▸ **Exercise requirements**
Each line below that carries the string "USDJPY" must appear in the answer.

(Stored entries)
☆ ☆ ☆ ☆ ☆ ☆ ☆

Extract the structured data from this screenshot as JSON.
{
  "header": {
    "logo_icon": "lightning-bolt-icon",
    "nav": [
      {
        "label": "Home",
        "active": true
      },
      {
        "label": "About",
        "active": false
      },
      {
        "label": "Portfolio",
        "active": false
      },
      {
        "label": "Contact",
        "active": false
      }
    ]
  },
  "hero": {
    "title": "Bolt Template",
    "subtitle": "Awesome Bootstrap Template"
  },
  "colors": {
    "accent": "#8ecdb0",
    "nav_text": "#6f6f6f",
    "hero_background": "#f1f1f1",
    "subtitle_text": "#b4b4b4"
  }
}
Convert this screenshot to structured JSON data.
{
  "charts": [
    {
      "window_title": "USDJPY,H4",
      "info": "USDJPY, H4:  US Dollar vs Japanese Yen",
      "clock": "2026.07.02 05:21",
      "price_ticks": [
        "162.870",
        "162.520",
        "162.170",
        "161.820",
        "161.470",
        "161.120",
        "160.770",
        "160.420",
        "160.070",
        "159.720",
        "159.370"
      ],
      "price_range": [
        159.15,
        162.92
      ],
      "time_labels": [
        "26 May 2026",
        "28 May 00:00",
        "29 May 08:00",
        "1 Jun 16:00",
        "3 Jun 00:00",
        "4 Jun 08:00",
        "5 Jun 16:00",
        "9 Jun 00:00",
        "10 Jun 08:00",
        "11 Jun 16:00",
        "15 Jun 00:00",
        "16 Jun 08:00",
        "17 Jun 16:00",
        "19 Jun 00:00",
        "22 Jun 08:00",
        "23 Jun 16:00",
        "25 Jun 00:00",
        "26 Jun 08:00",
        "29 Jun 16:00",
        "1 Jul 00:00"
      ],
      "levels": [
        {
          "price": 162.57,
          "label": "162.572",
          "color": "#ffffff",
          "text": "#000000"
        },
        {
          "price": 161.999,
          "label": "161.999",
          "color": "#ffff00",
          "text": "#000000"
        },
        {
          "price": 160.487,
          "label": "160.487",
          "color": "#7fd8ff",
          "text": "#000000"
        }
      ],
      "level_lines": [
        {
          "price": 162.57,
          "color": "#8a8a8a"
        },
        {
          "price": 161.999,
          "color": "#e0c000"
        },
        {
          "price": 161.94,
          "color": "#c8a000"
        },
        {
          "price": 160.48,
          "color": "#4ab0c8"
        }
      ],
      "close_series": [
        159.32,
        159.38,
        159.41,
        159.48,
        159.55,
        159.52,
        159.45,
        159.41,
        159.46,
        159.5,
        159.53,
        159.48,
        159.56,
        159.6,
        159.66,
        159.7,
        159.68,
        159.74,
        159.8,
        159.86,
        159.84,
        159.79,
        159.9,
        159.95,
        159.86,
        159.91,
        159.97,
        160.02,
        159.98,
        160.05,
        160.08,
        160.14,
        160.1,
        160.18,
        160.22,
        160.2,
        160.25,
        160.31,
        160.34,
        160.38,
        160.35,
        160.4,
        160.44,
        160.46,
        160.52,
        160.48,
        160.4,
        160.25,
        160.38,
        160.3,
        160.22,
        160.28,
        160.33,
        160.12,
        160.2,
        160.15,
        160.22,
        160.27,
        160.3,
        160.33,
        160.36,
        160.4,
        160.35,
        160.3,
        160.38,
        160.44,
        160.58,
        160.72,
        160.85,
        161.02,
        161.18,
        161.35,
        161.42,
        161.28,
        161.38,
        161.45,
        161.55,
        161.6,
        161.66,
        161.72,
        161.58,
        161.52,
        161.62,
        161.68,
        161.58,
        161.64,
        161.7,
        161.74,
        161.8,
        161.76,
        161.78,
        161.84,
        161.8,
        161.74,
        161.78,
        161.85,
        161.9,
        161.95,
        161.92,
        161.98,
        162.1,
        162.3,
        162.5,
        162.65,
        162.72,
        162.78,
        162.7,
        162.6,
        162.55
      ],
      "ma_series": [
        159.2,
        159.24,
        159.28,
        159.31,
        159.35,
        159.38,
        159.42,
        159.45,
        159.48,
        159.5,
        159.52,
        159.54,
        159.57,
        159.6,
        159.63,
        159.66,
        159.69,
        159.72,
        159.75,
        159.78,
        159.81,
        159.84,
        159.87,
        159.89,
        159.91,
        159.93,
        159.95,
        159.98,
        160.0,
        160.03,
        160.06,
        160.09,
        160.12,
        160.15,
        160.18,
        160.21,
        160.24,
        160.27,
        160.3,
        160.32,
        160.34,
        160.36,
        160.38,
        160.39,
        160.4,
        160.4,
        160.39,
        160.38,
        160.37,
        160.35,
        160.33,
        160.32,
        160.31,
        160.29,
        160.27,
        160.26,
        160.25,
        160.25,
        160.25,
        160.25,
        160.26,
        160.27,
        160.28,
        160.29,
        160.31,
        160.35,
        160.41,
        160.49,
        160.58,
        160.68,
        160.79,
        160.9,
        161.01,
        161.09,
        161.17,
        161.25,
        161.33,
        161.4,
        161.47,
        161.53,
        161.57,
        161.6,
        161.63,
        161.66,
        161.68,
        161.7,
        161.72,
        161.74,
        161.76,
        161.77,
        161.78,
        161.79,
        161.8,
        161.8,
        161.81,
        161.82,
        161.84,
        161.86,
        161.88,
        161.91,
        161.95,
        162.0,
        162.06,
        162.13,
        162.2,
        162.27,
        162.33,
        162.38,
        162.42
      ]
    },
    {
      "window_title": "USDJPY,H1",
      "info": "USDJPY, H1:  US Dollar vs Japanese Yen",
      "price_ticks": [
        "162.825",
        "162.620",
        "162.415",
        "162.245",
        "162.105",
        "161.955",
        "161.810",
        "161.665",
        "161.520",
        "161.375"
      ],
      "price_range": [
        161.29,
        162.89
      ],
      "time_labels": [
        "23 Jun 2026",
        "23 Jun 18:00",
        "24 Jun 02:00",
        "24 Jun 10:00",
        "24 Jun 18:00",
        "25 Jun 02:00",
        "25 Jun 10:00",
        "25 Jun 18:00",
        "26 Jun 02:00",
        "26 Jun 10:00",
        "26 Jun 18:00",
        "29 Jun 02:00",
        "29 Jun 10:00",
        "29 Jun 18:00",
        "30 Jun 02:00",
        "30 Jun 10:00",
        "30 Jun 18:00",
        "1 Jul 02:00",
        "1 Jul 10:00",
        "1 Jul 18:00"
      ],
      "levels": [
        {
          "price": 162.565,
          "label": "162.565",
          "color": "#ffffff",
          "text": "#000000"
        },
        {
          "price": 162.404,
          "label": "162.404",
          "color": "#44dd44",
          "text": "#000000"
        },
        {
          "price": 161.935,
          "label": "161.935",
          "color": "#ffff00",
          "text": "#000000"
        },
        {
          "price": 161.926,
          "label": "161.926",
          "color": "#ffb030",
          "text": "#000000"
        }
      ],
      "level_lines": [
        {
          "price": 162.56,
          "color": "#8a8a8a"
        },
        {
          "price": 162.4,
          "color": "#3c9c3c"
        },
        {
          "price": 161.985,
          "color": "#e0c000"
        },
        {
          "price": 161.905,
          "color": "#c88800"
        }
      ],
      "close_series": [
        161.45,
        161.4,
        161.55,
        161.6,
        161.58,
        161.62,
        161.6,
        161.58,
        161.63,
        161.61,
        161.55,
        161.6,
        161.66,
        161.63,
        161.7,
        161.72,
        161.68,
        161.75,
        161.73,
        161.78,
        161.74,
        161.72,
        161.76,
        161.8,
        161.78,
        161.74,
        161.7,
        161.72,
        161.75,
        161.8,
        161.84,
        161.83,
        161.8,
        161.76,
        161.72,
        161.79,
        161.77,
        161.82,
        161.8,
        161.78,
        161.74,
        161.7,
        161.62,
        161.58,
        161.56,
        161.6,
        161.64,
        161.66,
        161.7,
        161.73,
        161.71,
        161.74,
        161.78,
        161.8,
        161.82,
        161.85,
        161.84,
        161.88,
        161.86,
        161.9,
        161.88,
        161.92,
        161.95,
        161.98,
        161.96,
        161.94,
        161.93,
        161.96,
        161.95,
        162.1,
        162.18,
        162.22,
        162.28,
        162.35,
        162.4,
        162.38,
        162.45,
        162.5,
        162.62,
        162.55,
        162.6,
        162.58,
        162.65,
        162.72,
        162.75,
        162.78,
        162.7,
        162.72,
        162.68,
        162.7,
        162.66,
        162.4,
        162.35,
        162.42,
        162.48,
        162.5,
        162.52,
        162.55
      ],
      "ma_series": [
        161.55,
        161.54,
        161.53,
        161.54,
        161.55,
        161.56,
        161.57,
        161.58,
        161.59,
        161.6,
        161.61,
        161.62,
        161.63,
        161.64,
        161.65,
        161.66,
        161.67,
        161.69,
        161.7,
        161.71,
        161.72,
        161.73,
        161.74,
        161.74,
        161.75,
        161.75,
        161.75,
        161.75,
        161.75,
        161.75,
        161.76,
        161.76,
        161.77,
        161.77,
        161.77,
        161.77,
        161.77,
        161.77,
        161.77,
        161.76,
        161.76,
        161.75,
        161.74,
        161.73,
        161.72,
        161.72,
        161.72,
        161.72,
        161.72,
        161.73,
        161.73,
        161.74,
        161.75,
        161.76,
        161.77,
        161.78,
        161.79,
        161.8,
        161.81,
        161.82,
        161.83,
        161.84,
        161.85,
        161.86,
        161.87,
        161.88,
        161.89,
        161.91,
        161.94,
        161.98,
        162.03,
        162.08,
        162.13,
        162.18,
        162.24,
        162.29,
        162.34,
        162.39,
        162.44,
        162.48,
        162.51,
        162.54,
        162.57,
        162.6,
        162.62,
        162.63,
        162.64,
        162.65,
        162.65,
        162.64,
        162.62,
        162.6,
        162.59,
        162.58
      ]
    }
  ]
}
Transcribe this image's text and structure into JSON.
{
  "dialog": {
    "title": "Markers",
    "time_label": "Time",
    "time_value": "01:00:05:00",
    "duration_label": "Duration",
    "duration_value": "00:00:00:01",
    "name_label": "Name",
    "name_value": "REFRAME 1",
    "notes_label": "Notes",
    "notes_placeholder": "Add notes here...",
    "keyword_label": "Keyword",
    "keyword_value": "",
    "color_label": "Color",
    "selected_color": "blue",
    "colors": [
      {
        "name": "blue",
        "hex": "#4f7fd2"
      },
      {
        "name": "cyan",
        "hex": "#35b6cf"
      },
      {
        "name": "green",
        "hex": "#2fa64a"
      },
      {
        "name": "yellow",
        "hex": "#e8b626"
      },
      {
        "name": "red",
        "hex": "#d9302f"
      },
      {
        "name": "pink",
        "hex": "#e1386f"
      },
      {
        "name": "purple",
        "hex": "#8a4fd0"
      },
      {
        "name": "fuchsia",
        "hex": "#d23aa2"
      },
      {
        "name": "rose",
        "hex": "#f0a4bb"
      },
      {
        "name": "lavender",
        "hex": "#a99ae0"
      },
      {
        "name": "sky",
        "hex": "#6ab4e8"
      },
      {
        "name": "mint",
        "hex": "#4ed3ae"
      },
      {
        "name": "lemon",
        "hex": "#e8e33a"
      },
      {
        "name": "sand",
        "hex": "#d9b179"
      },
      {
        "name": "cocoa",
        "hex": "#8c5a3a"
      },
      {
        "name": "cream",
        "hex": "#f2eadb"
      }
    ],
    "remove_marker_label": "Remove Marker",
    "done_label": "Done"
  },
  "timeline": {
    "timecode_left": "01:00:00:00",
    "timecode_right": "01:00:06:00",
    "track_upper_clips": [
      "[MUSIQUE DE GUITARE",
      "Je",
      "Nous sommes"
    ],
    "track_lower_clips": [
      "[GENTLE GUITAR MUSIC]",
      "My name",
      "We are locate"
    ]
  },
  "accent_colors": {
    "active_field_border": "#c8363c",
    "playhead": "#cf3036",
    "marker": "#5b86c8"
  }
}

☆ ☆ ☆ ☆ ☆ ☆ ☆

▸ **Response**
      "window_title": "USDJPY,H4",
      "info": "USDJPY, H4:  US Dollar vs Japanese Yen",
      "window_title": "USDJPY,H1",
      "info": "USDJPY, H1:  US Dollar vs Japanese Yen",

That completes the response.